“People need to be inspired to take positive action. And what will inspire Americans to save energy? Hearing that it will help protect the environment,” said Suzanne Shelton, president and CEO of Shelton Group, in a news release. “Americans are feeling increasingly anxious about the climate and want to do something, so saving the planet is a much more powerful motivator than saving a few bucks a year on your utility bill.”
The firm’s 11th annual national Energy Pulse survey found that most Americans don’t recognize the importance of improving the efficiency of their homes. Only 6 percent of Americans knew that the No. 1 manmade cause of climate change is the energy we use in our homes. The EPA reports that 30 percent of total U.S. greenhouse gas emissions is created by generating electricity.
The survey also found 84 percent of Americans say they know only a little or nothing about what to do to improve their home’s energy efficiency. That knowledge gap is holding them back from making improvements.
“Most Americans don’t understand that finding ways to reduce their heating and air-conditioning use is one of the best ways to help the environment on a daily basis,” Shelton said.
Based on these findings, Shelton and her team created new recommendations for utilities, marketers and communicators of energy-efficient products: Start focusing more on the environmental benefits of saving energy.
“That means inspiring people to feel like all-stars, even heroes, when they take action to save energy,” Shelton said. “Just imagine what would happen if we took practical, unsexy stuff like insulation, old freezers and SEER ratings and connected them to feeling heroic—like a champion for our planet? That’s when good things will start happening.”

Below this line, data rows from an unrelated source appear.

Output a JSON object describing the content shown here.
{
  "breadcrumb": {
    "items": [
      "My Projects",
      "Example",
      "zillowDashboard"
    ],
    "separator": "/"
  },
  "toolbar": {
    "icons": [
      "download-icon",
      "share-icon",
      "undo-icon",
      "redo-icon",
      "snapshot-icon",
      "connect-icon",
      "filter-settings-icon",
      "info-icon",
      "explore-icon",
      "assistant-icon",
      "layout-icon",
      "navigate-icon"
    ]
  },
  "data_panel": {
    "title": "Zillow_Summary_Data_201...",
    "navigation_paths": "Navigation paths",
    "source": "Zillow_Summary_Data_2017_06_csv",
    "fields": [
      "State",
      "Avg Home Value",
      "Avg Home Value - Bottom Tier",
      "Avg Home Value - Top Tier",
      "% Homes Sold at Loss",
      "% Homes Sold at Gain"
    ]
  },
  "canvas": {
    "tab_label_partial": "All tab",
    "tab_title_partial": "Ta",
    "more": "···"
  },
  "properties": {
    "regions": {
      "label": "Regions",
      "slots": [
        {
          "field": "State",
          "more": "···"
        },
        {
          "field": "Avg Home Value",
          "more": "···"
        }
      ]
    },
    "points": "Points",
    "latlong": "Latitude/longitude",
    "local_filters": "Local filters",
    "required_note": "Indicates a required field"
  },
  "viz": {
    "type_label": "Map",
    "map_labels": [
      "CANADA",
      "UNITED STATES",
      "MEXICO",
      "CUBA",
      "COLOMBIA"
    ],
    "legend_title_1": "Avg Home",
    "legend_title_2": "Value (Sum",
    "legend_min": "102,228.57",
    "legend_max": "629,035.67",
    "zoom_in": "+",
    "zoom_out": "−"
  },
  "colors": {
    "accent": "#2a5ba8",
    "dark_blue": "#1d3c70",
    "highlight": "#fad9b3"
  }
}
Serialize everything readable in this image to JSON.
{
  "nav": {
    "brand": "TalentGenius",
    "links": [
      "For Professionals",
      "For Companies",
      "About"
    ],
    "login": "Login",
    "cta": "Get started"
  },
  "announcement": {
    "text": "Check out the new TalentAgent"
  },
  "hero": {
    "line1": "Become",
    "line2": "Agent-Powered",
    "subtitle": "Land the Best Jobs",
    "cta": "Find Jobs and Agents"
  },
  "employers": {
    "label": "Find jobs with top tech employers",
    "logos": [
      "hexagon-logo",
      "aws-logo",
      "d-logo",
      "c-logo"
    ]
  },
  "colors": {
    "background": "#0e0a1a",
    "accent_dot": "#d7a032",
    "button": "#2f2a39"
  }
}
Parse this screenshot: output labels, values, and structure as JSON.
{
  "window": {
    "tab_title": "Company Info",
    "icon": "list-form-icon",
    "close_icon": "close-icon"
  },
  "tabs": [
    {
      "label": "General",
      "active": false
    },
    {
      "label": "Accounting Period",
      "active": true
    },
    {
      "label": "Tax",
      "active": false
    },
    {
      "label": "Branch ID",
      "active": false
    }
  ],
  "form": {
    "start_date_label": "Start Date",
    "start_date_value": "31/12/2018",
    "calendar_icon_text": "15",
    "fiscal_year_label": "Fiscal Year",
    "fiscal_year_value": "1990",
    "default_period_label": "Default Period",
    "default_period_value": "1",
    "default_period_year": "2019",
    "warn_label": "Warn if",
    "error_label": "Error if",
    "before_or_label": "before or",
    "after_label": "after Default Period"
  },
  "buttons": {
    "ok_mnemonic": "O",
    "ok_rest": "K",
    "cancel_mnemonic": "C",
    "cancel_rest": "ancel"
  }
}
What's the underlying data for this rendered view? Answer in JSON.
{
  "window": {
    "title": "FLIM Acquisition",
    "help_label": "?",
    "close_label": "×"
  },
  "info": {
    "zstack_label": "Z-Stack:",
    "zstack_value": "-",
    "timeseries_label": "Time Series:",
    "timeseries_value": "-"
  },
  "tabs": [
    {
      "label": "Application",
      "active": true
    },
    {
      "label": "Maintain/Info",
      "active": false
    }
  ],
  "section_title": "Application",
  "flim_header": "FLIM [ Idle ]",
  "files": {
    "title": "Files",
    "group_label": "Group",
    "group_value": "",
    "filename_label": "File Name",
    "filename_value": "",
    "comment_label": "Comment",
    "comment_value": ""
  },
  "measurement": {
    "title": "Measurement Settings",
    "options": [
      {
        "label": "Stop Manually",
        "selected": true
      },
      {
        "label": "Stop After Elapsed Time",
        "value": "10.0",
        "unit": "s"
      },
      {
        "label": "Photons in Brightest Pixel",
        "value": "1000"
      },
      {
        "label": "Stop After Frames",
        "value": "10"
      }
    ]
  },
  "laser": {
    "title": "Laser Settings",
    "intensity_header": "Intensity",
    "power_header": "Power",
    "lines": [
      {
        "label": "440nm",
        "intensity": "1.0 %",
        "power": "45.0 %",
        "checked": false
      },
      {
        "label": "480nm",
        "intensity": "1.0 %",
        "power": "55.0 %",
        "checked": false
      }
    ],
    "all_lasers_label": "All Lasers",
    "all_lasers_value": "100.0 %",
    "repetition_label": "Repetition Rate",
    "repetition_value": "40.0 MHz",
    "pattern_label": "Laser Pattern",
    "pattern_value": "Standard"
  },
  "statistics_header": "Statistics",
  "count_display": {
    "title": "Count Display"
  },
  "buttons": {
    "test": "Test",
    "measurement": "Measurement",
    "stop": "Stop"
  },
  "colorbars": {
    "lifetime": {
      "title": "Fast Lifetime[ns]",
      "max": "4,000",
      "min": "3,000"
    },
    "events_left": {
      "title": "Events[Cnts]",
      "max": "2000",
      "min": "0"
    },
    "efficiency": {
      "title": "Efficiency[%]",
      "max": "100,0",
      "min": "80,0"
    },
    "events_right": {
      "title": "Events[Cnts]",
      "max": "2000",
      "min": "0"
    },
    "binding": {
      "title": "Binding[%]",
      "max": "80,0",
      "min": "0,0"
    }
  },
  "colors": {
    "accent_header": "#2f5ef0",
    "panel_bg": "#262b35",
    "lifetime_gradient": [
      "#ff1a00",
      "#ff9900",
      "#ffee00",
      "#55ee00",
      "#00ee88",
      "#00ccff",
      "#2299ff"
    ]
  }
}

“Energy Pulse Special Report: Playing the Planet Card” is Shelton Group’s 11th annual Energy Pulse study. The online survey polled 2,281 respondents in September 2016.
Source: PR Newswire; edited by Richard Carufel